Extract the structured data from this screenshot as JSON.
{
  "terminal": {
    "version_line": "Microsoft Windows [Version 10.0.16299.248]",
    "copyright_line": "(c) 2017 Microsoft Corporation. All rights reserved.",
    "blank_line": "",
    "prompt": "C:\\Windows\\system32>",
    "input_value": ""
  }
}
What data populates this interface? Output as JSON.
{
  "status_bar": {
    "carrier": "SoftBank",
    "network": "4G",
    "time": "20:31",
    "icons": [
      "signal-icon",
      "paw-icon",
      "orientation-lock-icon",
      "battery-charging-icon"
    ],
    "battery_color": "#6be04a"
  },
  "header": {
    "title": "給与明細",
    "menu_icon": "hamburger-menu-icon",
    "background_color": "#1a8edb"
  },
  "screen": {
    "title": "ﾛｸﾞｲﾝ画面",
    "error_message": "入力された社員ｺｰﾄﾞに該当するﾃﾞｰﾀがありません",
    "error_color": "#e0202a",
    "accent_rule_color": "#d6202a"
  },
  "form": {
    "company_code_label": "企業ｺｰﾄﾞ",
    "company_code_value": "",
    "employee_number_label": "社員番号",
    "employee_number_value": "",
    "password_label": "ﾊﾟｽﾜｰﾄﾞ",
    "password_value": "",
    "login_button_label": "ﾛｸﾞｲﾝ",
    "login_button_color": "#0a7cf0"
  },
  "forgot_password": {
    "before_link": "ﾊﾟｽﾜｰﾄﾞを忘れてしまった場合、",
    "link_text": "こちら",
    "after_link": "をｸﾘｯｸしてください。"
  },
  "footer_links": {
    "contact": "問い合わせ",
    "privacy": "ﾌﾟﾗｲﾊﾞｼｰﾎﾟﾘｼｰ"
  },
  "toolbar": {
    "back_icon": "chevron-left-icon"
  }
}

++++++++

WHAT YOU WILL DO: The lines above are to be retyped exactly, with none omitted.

ANSWER:
Extract the structured data from this screenshot as JSON.
{
  "terminal": {
    "version_line": "Microsoft Windows [Version 10.0.16299.248]",
    "copyright_line": "(c) 2017 Microsoft Corporation. All rights reserved.",
    "blank_line": "",
    "prompt": "C:\\Windows\\system32>",
    "input_value": ""
  }
}
What data populates this interface? Output as JSON.
{
  "status_bar": {
    "carrier": "SoftBank",
    "network": "4G",
    "time": "20:31",
    "icons": [
      "signal-icon",
      "paw-icon",
      "orientation-lock-icon",
      "battery-charging-icon"
    ],
    "battery_color": "#6be04a"
  },
  "header": {
    "title": "給与明細",
    "menu_icon": "hamburger-menu-icon",
    "background_color": "#1a8edb"
  },
  "screen": {
    "title": "ﾛｸﾞｲﾝ画面",
    "error_message": "入力された社員ｺｰﾄﾞに該当するﾃﾞｰﾀがありません",
    "error_color": "#e0202a",
    "accent_rule_color": "#d6202a"
  },
  "form": {
    "company_code_label": "企業ｺｰﾄﾞ",
    "company_code_value": "",
    "employee_number_label": "社員番号",
    "employee_number_value": "",
    "password_label": "ﾊﾟｽﾜｰﾄﾞ",
    "password_value": "",
    "login_button_label": "ﾛｸﾞｲﾝ",
    "login_button_color": "#0a7cf0"
  },
  "forgot_password": {
    "before_link": "ﾊﾟｽﾜｰﾄﾞを忘れてしまった場合、",
    "link_text": "こちら",
    "after_link": "をｸﾘｯｸしてください。"
  },
  "footer_links": {
    "contact": "問い合わせ",
    "privacy": "ﾌﾟﾗｲﾊﾞｼｰﾎﾟﾘｼｰ"
  },
  "toolbar": {
    "back_icon": "chevron-left-icon"
  }
}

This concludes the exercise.